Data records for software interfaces
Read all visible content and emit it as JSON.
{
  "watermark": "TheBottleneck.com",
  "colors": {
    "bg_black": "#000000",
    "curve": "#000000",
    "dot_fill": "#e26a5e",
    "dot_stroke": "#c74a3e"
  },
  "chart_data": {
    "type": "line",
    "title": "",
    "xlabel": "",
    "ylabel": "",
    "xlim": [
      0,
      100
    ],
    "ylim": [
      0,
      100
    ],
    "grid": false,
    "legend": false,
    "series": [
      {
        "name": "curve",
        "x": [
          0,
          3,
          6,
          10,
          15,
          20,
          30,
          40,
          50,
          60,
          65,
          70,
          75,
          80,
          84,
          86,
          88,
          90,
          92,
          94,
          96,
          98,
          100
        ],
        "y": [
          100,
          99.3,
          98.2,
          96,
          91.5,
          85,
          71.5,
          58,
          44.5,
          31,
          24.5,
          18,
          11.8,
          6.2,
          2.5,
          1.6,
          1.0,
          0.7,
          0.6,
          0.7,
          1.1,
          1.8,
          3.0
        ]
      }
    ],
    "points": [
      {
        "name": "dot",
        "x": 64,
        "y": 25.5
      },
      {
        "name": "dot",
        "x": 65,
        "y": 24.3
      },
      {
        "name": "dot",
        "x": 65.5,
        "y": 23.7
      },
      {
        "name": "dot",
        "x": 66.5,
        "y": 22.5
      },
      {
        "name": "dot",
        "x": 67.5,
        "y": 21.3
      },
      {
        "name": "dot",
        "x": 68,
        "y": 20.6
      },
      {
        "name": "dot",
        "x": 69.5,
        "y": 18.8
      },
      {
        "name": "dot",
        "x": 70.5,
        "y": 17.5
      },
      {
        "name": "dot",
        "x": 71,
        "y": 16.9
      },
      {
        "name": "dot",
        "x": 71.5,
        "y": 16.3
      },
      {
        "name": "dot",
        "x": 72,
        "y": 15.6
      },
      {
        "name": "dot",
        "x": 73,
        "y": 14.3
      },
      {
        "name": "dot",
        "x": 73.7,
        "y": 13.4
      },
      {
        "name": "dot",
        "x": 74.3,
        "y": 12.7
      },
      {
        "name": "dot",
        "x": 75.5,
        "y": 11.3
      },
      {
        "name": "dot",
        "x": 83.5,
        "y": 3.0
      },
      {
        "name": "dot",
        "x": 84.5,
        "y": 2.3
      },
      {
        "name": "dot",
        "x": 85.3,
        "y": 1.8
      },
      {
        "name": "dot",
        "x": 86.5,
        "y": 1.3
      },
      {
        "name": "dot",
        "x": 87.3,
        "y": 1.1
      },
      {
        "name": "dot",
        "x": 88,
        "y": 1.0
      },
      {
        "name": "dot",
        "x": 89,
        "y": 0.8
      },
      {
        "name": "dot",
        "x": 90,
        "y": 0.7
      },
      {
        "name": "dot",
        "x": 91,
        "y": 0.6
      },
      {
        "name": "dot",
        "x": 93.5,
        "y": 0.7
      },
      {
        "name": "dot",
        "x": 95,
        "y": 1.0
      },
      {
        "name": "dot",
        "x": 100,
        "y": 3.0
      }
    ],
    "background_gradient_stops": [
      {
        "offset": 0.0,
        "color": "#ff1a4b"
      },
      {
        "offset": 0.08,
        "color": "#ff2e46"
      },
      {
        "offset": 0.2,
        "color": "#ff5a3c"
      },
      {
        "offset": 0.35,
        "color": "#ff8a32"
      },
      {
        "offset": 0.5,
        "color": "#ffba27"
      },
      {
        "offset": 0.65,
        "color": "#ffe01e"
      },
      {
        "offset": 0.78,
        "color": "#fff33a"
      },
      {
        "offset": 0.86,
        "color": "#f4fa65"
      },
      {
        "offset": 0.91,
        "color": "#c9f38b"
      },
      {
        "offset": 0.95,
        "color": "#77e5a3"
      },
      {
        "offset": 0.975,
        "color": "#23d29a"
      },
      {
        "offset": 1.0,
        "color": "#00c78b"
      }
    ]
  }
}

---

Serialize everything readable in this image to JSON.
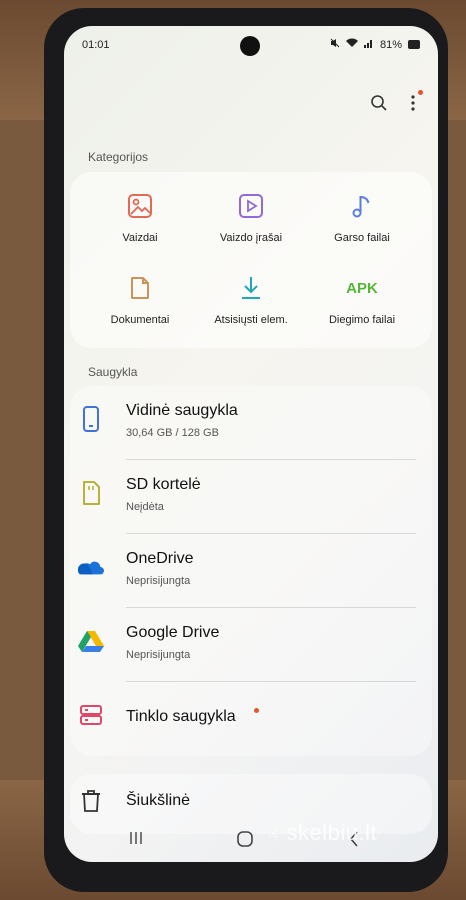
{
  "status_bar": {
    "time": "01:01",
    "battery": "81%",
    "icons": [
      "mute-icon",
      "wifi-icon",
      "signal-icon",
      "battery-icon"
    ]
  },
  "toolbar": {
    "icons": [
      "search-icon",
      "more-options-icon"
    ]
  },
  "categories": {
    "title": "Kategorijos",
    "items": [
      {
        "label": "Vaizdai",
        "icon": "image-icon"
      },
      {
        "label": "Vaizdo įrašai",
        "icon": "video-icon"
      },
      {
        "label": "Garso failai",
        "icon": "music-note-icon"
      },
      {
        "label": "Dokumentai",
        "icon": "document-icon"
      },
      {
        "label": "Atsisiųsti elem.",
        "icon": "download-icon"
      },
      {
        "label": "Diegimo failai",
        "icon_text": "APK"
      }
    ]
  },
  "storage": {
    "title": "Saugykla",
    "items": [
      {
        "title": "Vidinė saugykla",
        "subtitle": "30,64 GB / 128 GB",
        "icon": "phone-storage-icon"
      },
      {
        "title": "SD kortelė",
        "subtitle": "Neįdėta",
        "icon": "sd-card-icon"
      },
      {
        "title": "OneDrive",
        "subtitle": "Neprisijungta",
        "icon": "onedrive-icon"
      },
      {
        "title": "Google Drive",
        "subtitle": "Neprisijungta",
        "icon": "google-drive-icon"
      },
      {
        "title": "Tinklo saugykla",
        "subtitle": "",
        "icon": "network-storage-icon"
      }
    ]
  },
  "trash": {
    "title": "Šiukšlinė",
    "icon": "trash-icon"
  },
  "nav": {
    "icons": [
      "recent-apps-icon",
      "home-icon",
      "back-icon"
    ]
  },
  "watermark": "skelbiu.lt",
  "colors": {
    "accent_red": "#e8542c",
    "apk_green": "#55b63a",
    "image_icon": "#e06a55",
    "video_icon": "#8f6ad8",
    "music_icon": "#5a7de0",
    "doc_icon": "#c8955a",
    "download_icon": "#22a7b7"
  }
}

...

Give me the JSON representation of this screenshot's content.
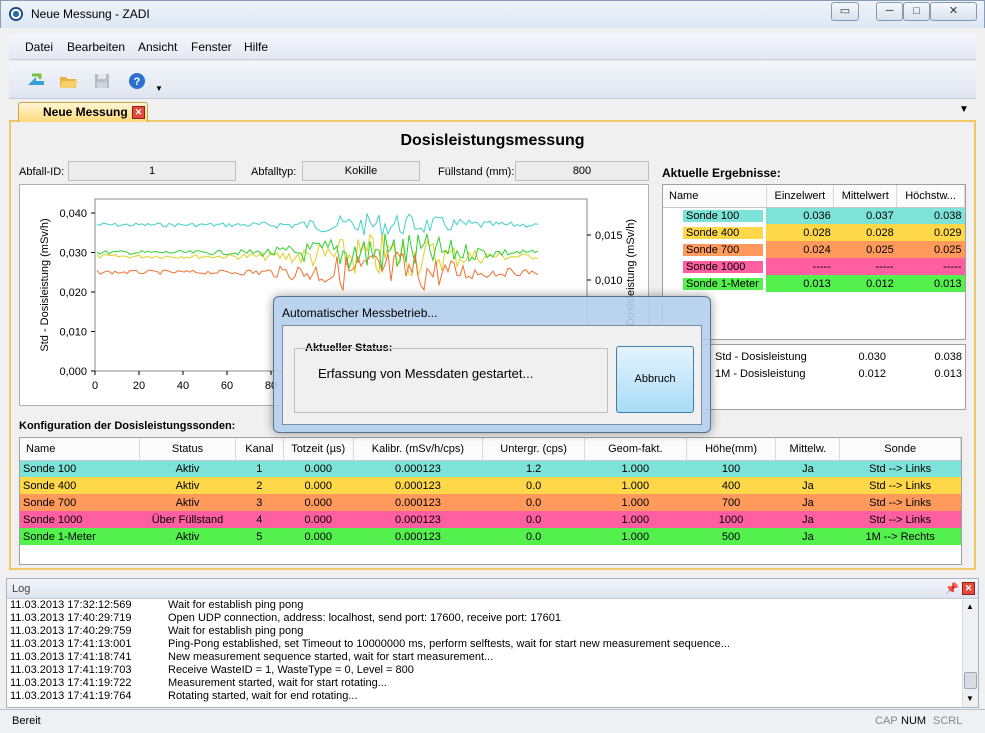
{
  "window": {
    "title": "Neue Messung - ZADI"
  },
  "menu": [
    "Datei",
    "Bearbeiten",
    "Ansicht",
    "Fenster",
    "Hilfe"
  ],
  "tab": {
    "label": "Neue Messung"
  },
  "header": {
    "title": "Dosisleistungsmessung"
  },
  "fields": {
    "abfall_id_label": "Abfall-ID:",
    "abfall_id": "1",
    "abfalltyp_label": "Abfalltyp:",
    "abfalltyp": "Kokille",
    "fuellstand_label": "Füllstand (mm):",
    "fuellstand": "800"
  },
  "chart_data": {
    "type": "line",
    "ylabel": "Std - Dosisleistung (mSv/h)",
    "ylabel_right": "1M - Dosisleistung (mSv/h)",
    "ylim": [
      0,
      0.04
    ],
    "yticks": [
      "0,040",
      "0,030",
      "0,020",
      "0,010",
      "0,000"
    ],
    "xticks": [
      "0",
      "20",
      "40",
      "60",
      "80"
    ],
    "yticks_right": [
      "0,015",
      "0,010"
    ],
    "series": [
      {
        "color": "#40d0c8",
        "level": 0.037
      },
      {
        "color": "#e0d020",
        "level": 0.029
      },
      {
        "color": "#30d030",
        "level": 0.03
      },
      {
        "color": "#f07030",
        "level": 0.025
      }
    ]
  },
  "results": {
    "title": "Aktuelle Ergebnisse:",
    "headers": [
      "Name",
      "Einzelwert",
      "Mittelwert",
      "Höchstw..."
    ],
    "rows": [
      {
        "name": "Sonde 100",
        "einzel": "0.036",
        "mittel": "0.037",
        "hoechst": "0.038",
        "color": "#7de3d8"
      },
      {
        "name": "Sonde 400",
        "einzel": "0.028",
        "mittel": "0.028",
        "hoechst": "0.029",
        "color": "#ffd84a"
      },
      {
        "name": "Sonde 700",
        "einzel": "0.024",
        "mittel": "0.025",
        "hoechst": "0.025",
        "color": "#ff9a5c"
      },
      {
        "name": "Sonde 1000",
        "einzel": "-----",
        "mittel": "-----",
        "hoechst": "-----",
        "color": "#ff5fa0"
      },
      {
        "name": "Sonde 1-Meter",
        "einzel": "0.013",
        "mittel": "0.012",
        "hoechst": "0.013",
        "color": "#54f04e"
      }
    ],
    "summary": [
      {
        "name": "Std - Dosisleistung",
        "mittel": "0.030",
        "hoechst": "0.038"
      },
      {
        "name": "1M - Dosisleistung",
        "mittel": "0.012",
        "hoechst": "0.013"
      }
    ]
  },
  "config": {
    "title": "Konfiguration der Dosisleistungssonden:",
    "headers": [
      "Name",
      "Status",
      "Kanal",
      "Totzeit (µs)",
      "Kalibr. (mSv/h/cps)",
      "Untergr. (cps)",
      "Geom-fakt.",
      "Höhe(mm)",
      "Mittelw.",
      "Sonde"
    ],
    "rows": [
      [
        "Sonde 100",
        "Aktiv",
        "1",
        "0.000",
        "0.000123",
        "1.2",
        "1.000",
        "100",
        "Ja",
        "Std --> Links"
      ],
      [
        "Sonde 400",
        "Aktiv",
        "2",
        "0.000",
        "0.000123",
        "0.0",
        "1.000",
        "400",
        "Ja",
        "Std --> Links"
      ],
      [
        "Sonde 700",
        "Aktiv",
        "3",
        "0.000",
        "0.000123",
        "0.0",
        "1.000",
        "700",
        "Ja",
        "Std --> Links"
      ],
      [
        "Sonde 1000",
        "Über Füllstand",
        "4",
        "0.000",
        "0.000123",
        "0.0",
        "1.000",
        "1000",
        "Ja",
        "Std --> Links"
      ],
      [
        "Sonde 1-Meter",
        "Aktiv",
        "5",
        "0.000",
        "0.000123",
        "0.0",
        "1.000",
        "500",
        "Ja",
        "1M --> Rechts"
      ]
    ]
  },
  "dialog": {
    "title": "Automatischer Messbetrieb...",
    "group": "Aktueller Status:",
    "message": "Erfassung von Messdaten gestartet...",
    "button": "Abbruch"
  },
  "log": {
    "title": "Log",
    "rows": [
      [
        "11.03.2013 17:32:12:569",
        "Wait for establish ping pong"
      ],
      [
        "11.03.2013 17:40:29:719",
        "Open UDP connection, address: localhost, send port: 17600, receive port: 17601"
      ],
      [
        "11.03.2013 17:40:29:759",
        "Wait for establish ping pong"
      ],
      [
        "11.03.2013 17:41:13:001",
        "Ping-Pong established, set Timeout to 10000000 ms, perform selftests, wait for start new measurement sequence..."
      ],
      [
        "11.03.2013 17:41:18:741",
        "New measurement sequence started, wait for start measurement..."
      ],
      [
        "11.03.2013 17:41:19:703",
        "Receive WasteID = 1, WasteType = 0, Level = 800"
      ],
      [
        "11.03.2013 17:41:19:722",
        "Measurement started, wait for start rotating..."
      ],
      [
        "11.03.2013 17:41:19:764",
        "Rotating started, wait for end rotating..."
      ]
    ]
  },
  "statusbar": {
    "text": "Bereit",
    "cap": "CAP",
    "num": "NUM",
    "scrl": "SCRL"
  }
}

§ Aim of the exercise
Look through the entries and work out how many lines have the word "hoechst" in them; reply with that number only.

§ Worked solution
7